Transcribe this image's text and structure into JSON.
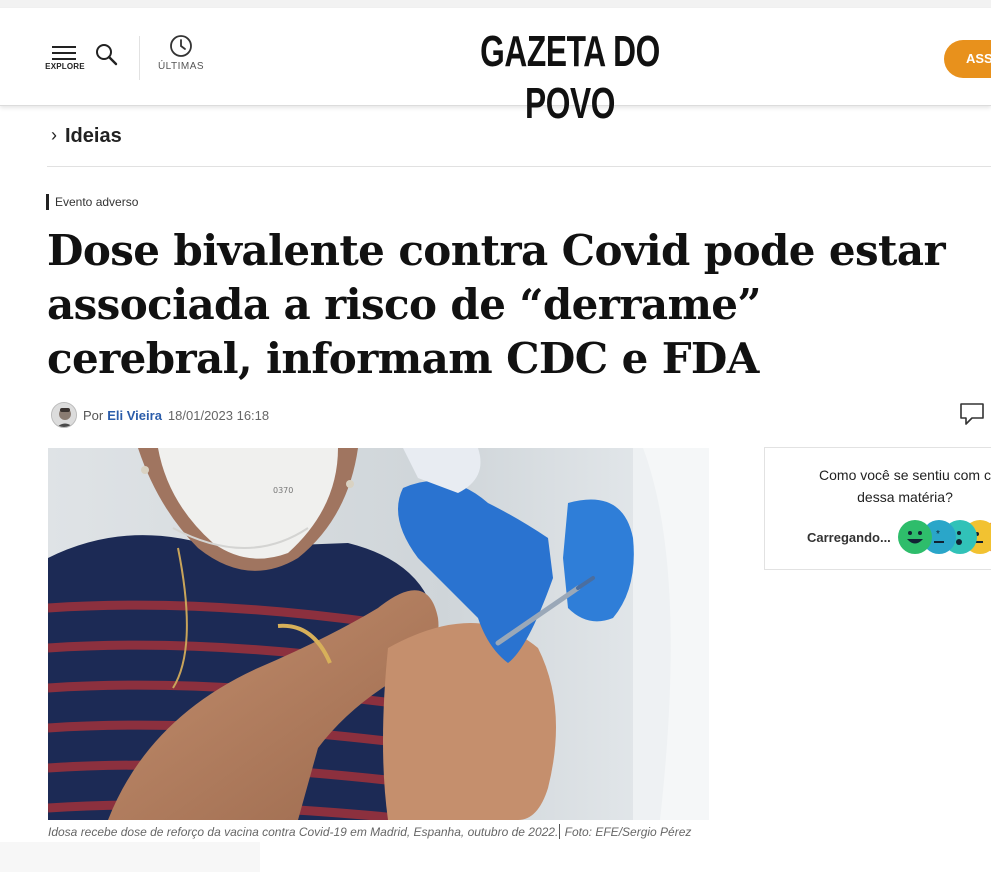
{
  "header": {
    "explore_label": "EXPLORE",
    "ultimas_label": "ÚLTIMAS",
    "logo_text": "GAZETA DO POVO",
    "subscribe_label": "ASS",
    "subscribe_color": "#e8911c"
  },
  "section": {
    "name": "Ideias"
  },
  "article": {
    "tag": "Evento adverso",
    "headline": "Dose bivalente contra Covid pode estar associada a risco de “derrame” cerebral, informam CDC e FDA",
    "byline_prefix": "Por",
    "author": "Eli Vieira",
    "datetime": "18/01/2023 16:18",
    "author_color": "#2a5caa"
  },
  "photo": {
    "caption": "Idosa recebe dose de reforço da vacina contra Covid-19 em Madrid, Espanha, outubro de 2022.",
    "credit": "Foto: EFE/Sergio Pérez"
  },
  "feelings_widget": {
    "question": "Como você se sentiu com o conteúdo dessa matéria?",
    "question_visible": "Como você se sentiu com c dessa matéria?",
    "loading_label": "Carregando...",
    "emojis": [
      {
        "name": "happy-face-icon",
        "color": "#2ebd6b"
      },
      {
        "name": "starstruck-face-icon",
        "color": "#2aa6c9"
      },
      {
        "name": "surprised-face-icon",
        "color": "#31c2b8"
      },
      {
        "name": "neutral-face-icon",
        "color": "#f2c231"
      },
      {
        "name": "sad-face-icon",
        "color": "#f08a3e"
      }
    ]
  }
}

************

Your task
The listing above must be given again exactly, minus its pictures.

Solved problem
Transcribe this image's text and structure into JSON.
{
  "header": {
    "explore_label": "EXPLORE",
    "ultimas_label": "ÚLTIMAS",
    "logo_text": "GAZETA DO POVO",
    "subscribe_label": "ASS",
    "subscribe_color": "#e8911c"
  },
  "section": {
    "name": "Ideias"
  },
  "article": {
    "tag": "Evento adverso",
    "headline": "Dose bivalente contra Covid pode estar associada a risco de “derrame” cerebral, informam CDC e FDA",
    "byline_prefix": "Por",
    "author": "Eli Vieira",
    "datetime": "18/01/2023 16:18",
    "author_color": "#2a5caa"
  },
  "photo": {
    "caption": "Idosa recebe dose de reforço da vacina contra Covid-19 em Madrid, Espanha, outubro de 2022.",
    "credit": "Foto: EFE/Sergio Pérez"
  },
  "feelings_widget": {
    "question": "Como você se sentiu com o conteúdo dessa matéria?",
    "question_visible": "Como você se sentiu com c dessa matéria?",
    "loading_label": "Carregando...",
    "emojis": [
      {
        "name": "happy-face-icon",
        "color": "#2ebd6b"
      },
      {
        "name": "starstruck-face-icon",
        "color": "#2aa6c9"
      },
      {
        "name": "surprised-face-icon",
        "color": "#31c2b8"
      },
      {
        "name": "neutral-face-icon",
        "color": "#f2c231"
      },
      {
        "name": "sad-face-icon",
        "color": "#f08a3e"
      }
    ]
  }
}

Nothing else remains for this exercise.